▸ Task prompt: Reproduce each entry exactly.

▸ Listed records:
================

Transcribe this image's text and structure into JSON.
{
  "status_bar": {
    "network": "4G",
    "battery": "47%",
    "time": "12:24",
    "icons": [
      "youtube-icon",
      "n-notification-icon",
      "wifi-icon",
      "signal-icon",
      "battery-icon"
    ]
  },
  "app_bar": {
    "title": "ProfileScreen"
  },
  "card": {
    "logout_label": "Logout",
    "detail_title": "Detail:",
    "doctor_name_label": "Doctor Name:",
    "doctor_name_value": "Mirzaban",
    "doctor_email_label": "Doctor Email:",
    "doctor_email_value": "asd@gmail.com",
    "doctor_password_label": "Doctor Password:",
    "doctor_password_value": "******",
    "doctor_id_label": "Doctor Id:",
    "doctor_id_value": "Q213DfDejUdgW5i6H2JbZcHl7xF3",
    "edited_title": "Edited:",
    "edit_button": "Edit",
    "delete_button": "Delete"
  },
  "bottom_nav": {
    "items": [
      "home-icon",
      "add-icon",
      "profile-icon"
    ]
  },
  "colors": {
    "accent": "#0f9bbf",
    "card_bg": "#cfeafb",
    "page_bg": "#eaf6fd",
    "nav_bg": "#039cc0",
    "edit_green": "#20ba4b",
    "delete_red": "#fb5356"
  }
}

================

▸ The answer:
Transcribe this image's text and structure into JSON.
{
  "status_bar": {
    "network": "4G",
    "battery": "47%",
    "time": "12:24",
    "icons": [
      "youtube-icon",
      "n-notification-icon",
      "wifi-icon",
      "signal-icon",
      "battery-icon"
    ]
  },
  "app_bar": {
    "title": "ProfileScreen"
  },
  "card": {
    "logout_label": "Logout",
    "detail_title": "Detail:",
    "doctor_name_label": "Doctor Name:",
    "doctor_name_value": "Mirzaban",
    "doctor_email_label": "Doctor Email:",
    "doctor_email_value": "asd@gmail.com",
    "doctor_password_label": "Doctor Password:",
    "doctor_password_value": "******",
    "doctor_id_label": "Doctor Id:",
    "doctor_id_value": "Q213DfDejUdgW5i6H2JbZcHl7xF3",
    "edited_title": "Edited:",
    "edit_button": "Edit",
    "delete_button": "Delete"
  },
  "bottom_nav": {
    "items": [
      "home-icon",
      "add-icon",
      "profile-icon"
    ]
  },
  "colors": {
    "accent": "#0f9bbf",
    "card_bg": "#cfeafb",
    "page_bg": "#eaf6fd",
    "nav_bg": "#039cc0",
    "edit_green": "#20ba4b",
    "delete_red": "#fb5356"
  }
}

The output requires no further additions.